When the First Cold War ended in the early 1990’s, people in the West began to focus more on problems at home – especially crime. Crime was at the crest of a wave, with each year breaking the record for the highest ever rates on both sides of the Atlantic.
It was no longer practical to investigate each and every crime – there were too many, and resources too limited. Law enforcement officials started to look at alternative methods of policing. One of the most significant innovations in modern policing started to gain traction. This was crime analysis.
The crime analyst was different from a detective. They had no gun, no badge, no power of arrest. No car, no uniform, no truncheon.
What they did have was data. And data was the tool they used to combat crime.
Combatting crime (in the abstract noun sense) is not quite the same as solving a specific crime. Combatting might mean detecting, predicting and preventing crime – and in practice crime analysts worked best when they focused on these activities. After all, solving individual crimes was a detective’s job.
Logic: deductive and inductive
Before crime analysis, crimes were usually tackled with deductive logic. A simplistic example: John Burglar’s fingerprints were found at the burglary scene – John Burglar is a likely suspect. This approach depended on painstaking evidence gathering, and was completely geared towards securing convictions.
The crime analyst’s approach was different. Crime analysis focuses on inductive reasoning – where information is used to draw an inference not immediately deducible from the pillars of the argument. Another simplistic example: burglary crime rises significantly in a certain area whenever John Burglar is out of prison, although there’s no actual evidence to link John Burglar to a specific crime. Seemingly unconnected events give rise to a lead that would otherwise not be noticed.
Pragmatism: what makes a real difference?
Another important difference is that the missions were subtly different. The detective wants to catch the criminal, but the analyst wants to reduce burglary.

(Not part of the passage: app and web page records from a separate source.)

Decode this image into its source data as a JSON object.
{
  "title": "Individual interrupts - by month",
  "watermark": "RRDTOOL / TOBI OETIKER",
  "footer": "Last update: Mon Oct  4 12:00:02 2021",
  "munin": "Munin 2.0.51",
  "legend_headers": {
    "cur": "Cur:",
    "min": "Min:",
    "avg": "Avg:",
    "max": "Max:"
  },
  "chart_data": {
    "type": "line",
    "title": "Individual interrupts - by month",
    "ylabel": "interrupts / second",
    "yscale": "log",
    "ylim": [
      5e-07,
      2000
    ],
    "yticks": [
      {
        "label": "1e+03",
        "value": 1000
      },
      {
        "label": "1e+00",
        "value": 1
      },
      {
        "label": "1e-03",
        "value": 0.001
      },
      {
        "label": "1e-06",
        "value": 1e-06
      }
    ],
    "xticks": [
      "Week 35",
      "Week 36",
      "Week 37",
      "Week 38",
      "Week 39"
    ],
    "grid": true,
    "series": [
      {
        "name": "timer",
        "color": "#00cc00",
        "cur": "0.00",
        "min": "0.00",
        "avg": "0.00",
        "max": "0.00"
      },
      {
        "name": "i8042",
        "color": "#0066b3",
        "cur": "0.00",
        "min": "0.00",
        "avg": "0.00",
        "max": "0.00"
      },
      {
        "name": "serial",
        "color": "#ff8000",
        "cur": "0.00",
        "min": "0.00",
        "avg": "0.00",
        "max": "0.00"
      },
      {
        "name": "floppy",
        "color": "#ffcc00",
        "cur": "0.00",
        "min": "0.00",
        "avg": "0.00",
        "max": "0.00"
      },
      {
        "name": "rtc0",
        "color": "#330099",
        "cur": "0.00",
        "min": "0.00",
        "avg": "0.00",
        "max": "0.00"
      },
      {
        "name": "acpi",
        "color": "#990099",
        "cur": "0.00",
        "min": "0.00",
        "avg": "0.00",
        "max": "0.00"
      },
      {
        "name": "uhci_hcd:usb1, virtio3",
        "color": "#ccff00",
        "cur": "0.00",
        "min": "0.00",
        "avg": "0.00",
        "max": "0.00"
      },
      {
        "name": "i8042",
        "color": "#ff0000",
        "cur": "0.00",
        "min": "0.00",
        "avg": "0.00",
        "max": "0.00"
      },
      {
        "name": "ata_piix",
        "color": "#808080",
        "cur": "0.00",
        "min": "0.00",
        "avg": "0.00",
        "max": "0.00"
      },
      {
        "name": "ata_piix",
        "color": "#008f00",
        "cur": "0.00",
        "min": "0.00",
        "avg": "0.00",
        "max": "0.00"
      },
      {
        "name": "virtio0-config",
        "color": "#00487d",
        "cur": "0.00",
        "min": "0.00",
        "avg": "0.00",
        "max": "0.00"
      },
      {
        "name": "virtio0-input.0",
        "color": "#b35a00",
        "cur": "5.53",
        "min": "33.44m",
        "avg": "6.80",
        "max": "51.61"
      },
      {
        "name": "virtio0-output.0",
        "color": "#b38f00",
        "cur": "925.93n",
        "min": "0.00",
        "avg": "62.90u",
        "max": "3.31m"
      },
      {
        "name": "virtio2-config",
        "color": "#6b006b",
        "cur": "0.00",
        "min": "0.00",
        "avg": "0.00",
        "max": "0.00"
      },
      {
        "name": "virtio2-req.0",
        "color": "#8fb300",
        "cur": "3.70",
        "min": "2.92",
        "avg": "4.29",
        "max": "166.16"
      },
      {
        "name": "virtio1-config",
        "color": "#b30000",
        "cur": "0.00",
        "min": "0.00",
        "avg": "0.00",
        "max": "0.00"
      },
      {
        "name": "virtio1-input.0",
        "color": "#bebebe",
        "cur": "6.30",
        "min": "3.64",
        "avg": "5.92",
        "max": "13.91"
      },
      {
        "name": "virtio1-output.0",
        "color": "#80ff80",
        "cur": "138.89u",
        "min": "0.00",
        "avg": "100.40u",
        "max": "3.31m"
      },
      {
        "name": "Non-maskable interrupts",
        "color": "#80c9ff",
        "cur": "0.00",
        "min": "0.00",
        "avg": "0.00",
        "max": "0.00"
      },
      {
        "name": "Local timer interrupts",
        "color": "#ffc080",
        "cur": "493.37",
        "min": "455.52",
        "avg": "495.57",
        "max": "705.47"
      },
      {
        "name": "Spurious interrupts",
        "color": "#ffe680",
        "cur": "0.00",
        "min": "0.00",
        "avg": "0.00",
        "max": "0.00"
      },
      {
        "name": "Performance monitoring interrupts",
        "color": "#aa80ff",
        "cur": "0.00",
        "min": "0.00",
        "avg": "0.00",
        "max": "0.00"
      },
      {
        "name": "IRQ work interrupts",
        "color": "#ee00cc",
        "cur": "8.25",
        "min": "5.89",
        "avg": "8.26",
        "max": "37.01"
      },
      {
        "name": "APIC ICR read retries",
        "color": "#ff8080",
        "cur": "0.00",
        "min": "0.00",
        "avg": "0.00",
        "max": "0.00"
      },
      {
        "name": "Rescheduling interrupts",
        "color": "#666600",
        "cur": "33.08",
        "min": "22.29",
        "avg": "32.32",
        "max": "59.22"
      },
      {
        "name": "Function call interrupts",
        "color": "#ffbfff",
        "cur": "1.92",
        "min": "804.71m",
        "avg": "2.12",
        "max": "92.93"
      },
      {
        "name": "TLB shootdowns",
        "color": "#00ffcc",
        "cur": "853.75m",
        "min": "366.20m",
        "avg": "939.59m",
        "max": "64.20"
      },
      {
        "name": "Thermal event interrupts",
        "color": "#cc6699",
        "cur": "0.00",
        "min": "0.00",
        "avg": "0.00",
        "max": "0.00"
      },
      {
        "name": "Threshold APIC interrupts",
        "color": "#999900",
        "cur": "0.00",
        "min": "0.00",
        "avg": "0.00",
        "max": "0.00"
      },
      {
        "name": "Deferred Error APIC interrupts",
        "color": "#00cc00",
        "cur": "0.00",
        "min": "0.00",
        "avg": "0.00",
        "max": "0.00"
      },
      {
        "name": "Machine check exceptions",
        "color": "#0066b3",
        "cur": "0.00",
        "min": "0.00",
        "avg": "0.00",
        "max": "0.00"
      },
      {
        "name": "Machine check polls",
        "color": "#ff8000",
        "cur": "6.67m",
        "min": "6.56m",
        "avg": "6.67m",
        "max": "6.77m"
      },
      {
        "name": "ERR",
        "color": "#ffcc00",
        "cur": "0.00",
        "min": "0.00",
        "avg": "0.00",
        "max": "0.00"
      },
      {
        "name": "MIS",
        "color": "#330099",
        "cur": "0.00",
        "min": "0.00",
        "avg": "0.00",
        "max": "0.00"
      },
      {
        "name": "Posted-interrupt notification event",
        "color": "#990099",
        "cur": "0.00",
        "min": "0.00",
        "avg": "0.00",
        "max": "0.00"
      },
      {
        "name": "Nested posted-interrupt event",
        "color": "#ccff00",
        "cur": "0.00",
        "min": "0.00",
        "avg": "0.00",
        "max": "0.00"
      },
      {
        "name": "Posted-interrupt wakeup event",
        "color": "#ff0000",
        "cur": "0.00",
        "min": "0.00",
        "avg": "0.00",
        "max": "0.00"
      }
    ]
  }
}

Crime analysis is pragmatic enough to recognise that displacement – making it difficult to commit crime in an area, for example by using better street lighting; or friction – making it harder to commit a crime successfully, for example by restricting parking around the jewellery district – are both worthy because they will lower crime.
Inductive reasoning – crime analysis – was revolutionary. By using the masses of data available to police and government, analysts were able to expose new leads, highlight crime hotspots, predict crime trends and warn about emerging threats.
And so we come to payment fraud detection – another child of the 1990’s. The methods of tackling online fraud mirror the development of law enforcement techniques quite nicely.
Payment fraud: the deductive approach
The first approach in tackling payment fraud – and still by far the most common in use today – was to use deductive logic. From blacklists to automated rule engines, these are examples of deductive reasoning at work. Certain fraudulent characteristics are met – the order is blocked. Introduce humans to help the process. Very costly. Automation and streamlined workflows have been the optimisation methods, but anyone who’s ever suffered from a false positive will know their limitations.
The problem with this approach is that it mimics the process of deduction without the benefit of real evidence. It is a failed police state: there are lots of “police” (big fraud teams), the prisons are full (of false positives), but unlike a functional police state, there is still lots of crime (fraud, or chargebacks).
Machine learning: inductive reasoning automated
So is there any way to bring the inductive reasoning revolution to fraud detection? Yes. Machine learning is the answer. At its best, ML mimics the analytical process by drawing inferences from seemingly unrelated characteristics or “features” – potentially thousands of them – that a “detective”, meaning a human driving a deductive approach, simply cannot.
Machine learning is so useful, and so effective at this that it has begun to complement (or even replace) intelligence analysts in forward thinking crime agencies. Predictive crime mapping, correlating local thefts to wholesale commodity prices and so on are real world examples. Fraud is no different. One of the reasons we are so enthusiastic about machine learning at Ravelin is that it is such a suitable candidate for the problem we work on – fraud detection.
As the Chief Intelligence Officer at Ravelin – and a former intelligence analyst – I am concerned that our machine learning approach must also inherit the pragmatism of crime analysis. We must acknowledge that there is an explicit balance between fraud prevention and false positives. There will always be some fraud getting through. Trying to stop all fraud will inevitably mean stopping a large number of good orders too so a balance needs to be reache. We need to always bear in mind that disrupting the patterns of fraud is the goal - not stopping every single incident.
While I don’t claim that crime analysis and inductive reasoning alone have led to the major reductions in crime seen across the western world since the 1990’s, I am very excited indeed about being at the forefront of the introduction of these inductive techniques to fraud detection. Neural nets are an area of particular focus at the moment and probably represent the best expression of inductive logic in computing we currently have. It is a hugely exciting time to be working in fraud and it is a privilege to shape what comes next.